## Task details
Exactly as written, return all the data, leaving its pictures behind.

## Given information
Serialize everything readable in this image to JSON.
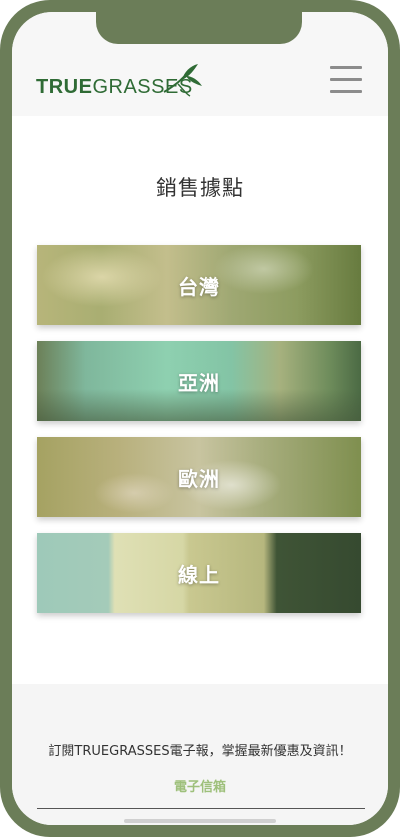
{
  "header": {
    "logo_bold": "TRUE",
    "logo_regular": "GRASSES",
    "colors": {
      "brand_green": "#2f6b35",
      "menu_icon": "#8c8c8c"
    }
  },
  "main": {
    "title": "銷售據點",
    "regions": [
      {
        "label": "台灣"
      },
      {
        "label": "亞洲"
      },
      {
        "label": "歐洲"
      },
      {
        "label": "線上"
      }
    ]
  },
  "footer": {
    "subscribe_text": "訂閱TRUEGRASSES電子報，掌握最新優惠及資訊！",
    "email_label": "電子信箱",
    "email_value": "",
    "accent_color": "#9ec07b"
  },
  "icons": {
    "logo_leaf": "leaf-icon",
    "menu": "hamburger-menu-icon"
  }
}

## Your response
Serialize everything readable in this image to JSON.
{
  "header": {
    "logo_bold": "TRUE",
    "logo_regular": "GRASSES",
    "colors": {
      "brand_green": "#2f6b35",
      "menu_icon": "#8c8c8c"
    }
  },
  "main": {
    "title": "銷售據點",
    "regions": [
      {
        "label": "台灣"
      },
      {
        "label": "亞洲"
      },
      {
        "label": "歐洲"
      },
      {
        "label": "線上"
      }
    ]
  },
  "footer": {
    "subscribe_text": "訂閱TRUEGRASSES電子報，掌握最新優惠及資訊！",
    "email_label": "電子信箱",
    "email_value": "",
    "accent_color": "#9ec07b"
  },
  "icons": {
    "logo_leaf": "leaf-icon",
    "menu": "hamburger-menu-icon"
  }
}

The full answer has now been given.